occur in otherwise realistic works, such as in “The Image of Mija,” in which a man who dies has been summoned by the ghost of his wife, or when an old woman speaks to a snake that embodies the spirit of a dead youth in “The Rainy Spell.” While this may be perfectly acceptable to most Korean readers, it may not work for some Western readers.
Even though many of these stories are widely read in Korea, and some, such as “My Idiot Uncle” and “The Underground Village,” are recommended readings for Korean high school students, other selections may be inappropriate for precollegiate students not only because of their unfamiliar style and content, but also because of references to such sensitive subjects as sex and wife beating.
Finally, despite many helpful footnotes explaining aspects of Korean culture—such as the structure of houses, kinship customs, and historical and geographical references—even experienced readers may find it difficult to appreciate the nuances and innate Korean nature of many of the stories without additional background.

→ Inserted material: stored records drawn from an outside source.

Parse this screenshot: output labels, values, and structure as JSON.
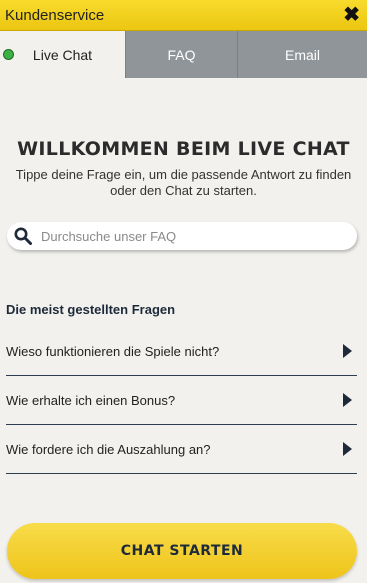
{
  "header": {
    "title": "Kundenservice",
    "close_icon": "close-icon",
    "close_glyph": "✖"
  },
  "tabs": [
    {
      "label": "Live Chat",
      "active": true,
      "status": "online"
    },
    {
      "label": "FAQ",
      "active": false
    },
    {
      "label": "Email",
      "active": false
    }
  ],
  "welcome": {
    "heading": "WILLKOMMEN BEIM LIVE CHAT",
    "subtext": "Tippe deine Frage ein, um die passende Antwort zu finden oder den Chat zu starten."
  },
  "search": {
    "placeholder": "Durchsuche unser FAQ",
    "value": "",
    "icon": "search-icon"
  },
  "faq": {
    "heading": "Die meist gestellten Fragen",
    "items": [
      {
        "question": "Wieso funktionieren die Spiele nicht?"
      },
      {
        "question": "Wie erhalte ich einen Bonus?"
      },
      {
        "question": "Wie fordere ich die Auszahlung an?"
      }
    ]
  },
  "cta": {
    "label": "CHAT STARTEN"
  },
  "colors": {
    "brand_yellow": "#f5d022",
    "tab_inactive": "#8f9598",
    "online_green": "#3cb043",
    "navy": "#1e2a3a",
    "background": "#f2f1ed"
  }
}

Nevertheless, readers should not be deterred from experiencing this very clear and readable translation. But, success in teaching this book to students with no knowledge of the Korean language and little familiarity with Korean history and culture will depend, as always, on the experience and ability of the teacher, who can provide the cultural context. However, with such a teacher, students will learn a great deal about Korea and its people, past and present.